Nevertheless, around the country many church leaders and their members were looking forward to a more joyful, and communal, Easter season this year.
In Houston, the Rev. Meredith Mills is eagerly anticipating a return to in-person worship Sunday in the sanctuary of Westminster United Methodist Church. According to a report by the Associated Press, the church has been worshiping on its front lawn since October except for a few Christmastime services that drew a handful of people.
“Many of our people are two weeks past their second shot of vaccine, so the comfort level is a lot higher now,” said Mills, who had her own bout of COVID-19 in January. “It almost feels like we’ve been in Lent for a year, and we are ready for Easter.”

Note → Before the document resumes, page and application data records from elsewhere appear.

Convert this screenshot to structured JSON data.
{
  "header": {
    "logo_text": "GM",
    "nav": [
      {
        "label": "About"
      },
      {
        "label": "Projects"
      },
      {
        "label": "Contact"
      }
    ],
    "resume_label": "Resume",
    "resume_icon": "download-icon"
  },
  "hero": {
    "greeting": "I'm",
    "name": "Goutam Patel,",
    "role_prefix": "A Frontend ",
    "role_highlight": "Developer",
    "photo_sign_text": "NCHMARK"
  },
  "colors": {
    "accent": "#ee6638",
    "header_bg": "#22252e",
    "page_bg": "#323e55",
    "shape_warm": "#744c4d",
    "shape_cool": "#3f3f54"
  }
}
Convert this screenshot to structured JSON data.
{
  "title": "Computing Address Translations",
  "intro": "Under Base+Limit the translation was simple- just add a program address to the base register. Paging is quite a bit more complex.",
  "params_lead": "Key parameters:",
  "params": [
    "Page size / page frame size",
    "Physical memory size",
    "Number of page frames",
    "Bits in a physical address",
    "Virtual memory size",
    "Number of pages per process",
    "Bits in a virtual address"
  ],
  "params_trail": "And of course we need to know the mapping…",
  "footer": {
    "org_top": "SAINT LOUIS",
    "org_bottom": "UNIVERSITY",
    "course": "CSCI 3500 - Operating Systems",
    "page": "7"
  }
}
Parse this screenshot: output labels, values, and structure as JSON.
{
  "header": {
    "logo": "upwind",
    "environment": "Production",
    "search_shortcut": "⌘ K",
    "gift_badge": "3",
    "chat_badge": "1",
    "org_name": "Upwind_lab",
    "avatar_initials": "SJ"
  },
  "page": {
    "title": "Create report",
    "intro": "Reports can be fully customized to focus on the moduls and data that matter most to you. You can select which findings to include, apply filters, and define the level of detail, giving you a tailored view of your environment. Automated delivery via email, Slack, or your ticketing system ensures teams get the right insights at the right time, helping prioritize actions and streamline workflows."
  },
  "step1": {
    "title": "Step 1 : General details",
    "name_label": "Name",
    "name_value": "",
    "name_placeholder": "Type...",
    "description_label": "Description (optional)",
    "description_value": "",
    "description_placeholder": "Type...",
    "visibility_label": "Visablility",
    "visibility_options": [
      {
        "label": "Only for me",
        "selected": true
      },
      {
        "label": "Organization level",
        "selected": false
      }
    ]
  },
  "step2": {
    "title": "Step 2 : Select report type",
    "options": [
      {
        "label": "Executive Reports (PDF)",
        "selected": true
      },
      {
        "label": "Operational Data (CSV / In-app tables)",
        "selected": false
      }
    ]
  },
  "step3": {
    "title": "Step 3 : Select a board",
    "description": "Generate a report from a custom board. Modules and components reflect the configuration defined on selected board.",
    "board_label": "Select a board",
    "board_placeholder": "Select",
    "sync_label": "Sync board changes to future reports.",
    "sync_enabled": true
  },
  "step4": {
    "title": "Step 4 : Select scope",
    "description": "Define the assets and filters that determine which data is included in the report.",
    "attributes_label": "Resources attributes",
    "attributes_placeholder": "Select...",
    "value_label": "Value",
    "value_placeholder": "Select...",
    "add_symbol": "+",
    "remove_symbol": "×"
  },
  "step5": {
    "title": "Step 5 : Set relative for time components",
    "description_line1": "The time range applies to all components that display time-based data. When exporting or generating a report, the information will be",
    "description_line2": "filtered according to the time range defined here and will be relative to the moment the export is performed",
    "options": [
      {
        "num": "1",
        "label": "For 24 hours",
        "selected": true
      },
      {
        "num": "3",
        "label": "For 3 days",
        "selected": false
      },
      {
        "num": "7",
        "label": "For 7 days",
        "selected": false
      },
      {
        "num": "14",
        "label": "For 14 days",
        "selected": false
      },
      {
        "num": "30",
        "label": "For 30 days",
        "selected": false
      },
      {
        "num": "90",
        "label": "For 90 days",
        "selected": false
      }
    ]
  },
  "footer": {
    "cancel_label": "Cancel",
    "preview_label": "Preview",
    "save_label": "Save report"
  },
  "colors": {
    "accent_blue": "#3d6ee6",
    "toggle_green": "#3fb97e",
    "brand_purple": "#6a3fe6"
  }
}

Mills recently made a video of herself walking through the empty sanctuary and reflecting on a year of realization that God is everywhere — in people’s homes and “even over Zoom” — but sacred spaces remain vital.
“So this space is about to reopen,” she said. “On Easter Sunday we are going to be masked and distanced ... but we’re going to gather and we’re going to sing, ‘Christ the Lord is risen today, Alleluia, Alleluia.’ We’re going to let the ‘Alleluia’ ring off of these walls.”
At St. Barnabas Lutheran Church in the Chicago suburb of Cary, attendance inside will be limited to 50, but there also will be an outdoor service.
The Rev. Sarah Wilson said that during the past year, the congregation has endured “fear, exhaustion, change, confusion, irritation, disappointment, doubt.”
But “now that more of us are getting vaccinated, we’re also experiencing some hope,” she said via email. “Each time a parishioner tells me they’ve gotten a shot, I’m so happy.”
Similarly, the Rev. Bob Stec of Saint Ambrose Catholic Church in Brunswick, Ohio, said his parish’s theme for this Easter is “Alive in Christ,”
“Across our world we have all experienced a year of dying,” he said. “After a difficult and challenging year, we are ready to walk into a future full of hope.”
Father Thibault, the pastor in North Attleboro, is among those who think the last year has made a difference. “The pandemic has strengthened and transfigured faith. We were once three separate parishes and now we are indeed one: Transfiguration of the Lord Parish,” he said.
Thibault said earlier this week that the reaction of parishioners for the Easter Triduum, which began on Holy Thursday and will culminate on Easter, and its mix of indoor, outdoor and streaming services, will be interesting. “Our Sunday schedule will remain the same and everything will be live streamed at all locations. I just purchased a third iPad to have for Sacred Heart,” he said.
Pastor Meunier in Plainville says his congregation’s support has remained steady, but he doesn’t foresee a windfall from this Sunday.
“From my experience here at the church for the last 21 years, even though we have a larger group at Easter, we don’t typically have a larger offering,” he said. “Yet, God has always met our needs. I believe that if you take care of the Lord’s business, the gospel of Jesus Christ, He takes care of the finances.”
At sunrise on Sunday, members of the Attleboro Area Interfaith Collaborative will host a service at 6 a.m, under the Newell Shelter at Capron Park on County Street.
Taryn Degon, president of AAIC, will lead the service along with the Rev. Bert Coté, AAIC chaplain.
“We are hoping to get 50 people,” Coté says. “It depends on a lot of things,” he said, including he weather. “The reality is it’s at 6 a.m.”
While the collaborative’s mission is not to advance any particular doctrine, the sunrise Easter service has become a tradition.
“Other churches are opening up for live services and they’re all trying to maintain social distancing. It will be interesting to see how this compares to last year,” when the group made a video of the virtual service to go online.
This year, Coté said, “Things are heading in right direction. We are pretty comfortable going forward with it.”